Help with a question involving chain rule + product rule (derivative)

• Oct 18th 2009, 07:16 PM
Archduke01
Help with a question involving chain rule + product rule (derivative)
I'm having trouble finding the derivative of this function: x(3x - 9)^3

The answer is 27(x-3)^2 (4x - 3) but I don't know how to get there. It would be very much appreciated if anyone can provide a step-by-step solution to how they got to the answer. It doesn't have to be too detailed.

• Oct 18th 2009, 07:37 PM
rn443
Quote:

Originally Posted by Archduke01
I'm having trouble finding the derivative of this function: x(3x - 9)^3

The answer is 27(x-3)^2 (4x - 3) but I don't know how to get there. It would be very much appreciated if anyone can provide a step-by-step solution to how they got to the answer. It doesn't have to be too detailed.

Set f(x) = x and g(x) = (3x - 9)^3. First calculate f'(x) and g'(x) individually using the chain rule. Then use the product rule to get d/dx f(x)g(x) = f'(x)g(x) + f(x)g'(x), substituting in the values you found for all of these functions.
• Oct 18th 2009, 07:41 PM
tonio
Quote:

Originally Posted by Archduke01
I'm having trouble finding the derivative of this function: x(3x - 9)^3

The answer is 27(x-3)^2 (4x - 3) but I don't know how to get there. It would be very much appreciated if anyone can provide a step-by-step solution to how they got to the answer. It doesn't have to be too detailed.

$(x(3x-9)^3)' =1*(3x-9)^3+x*9(3x-9)^2=(3x-9)^2(3x-9+9x)=$
$9(x-3)^2(12x-9)=27(x-3)^2(4x-3)$

Tonio
• Oct 19th 2009, 07:58 AM
Archduke01
Thanks so much for clarifying, guys. I appreciate it.
• Oct 19th 2009, 12:34 PM
Archduke01
Quote:

Originally Posted by tonio
$(x(3x-9)^3)' =1*(3x-9)^3+x*9(3x-9)^2=(3x-9)^2(3x-9+9x)=$
$9(x-3)^2(12x-9)=27(x-3)^2(4x-3)$

Tonio

I don't understand that second line. Why is it $1*(3x-9)^3+x*9(3x-9)^2$?
• Oct 19th 2009, 01:04 PM
tonio
Quote:

Originally Posted by Archduke01
I don't understand that second line. Why is it $1*(3x-9)^3+x*9(3x-9)^2$?

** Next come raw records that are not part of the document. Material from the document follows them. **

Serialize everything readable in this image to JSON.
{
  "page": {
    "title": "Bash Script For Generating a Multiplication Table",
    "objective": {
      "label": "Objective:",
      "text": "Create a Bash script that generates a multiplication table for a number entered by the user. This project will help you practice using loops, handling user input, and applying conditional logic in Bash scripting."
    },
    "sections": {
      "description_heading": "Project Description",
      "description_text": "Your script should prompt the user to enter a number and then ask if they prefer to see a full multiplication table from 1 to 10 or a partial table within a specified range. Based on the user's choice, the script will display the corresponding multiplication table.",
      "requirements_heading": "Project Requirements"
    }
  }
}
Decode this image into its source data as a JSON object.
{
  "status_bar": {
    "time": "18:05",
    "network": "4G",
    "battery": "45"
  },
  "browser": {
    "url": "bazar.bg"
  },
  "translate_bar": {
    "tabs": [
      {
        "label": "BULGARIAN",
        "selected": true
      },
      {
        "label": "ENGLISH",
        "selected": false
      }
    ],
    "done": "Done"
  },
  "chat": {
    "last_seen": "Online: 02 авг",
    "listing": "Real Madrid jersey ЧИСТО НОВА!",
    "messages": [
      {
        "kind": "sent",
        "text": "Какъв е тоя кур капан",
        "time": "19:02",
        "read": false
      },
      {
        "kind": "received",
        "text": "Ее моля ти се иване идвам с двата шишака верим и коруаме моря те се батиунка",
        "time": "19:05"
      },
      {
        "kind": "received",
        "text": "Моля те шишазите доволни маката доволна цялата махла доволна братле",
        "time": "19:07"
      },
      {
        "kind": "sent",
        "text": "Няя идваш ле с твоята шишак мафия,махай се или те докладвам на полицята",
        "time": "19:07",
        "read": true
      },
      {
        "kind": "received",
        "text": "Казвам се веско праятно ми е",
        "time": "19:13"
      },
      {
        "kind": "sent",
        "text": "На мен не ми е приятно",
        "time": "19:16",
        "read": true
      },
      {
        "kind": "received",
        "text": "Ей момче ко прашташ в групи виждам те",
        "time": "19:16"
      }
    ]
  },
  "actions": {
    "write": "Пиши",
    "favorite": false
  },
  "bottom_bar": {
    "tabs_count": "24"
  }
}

Derivative of the first times the second plus the first times the derivative of the 2nd...the formula for derivative of a product! Of course, the second factor is composed, so you've to apply the chain rule ot it.

Tonio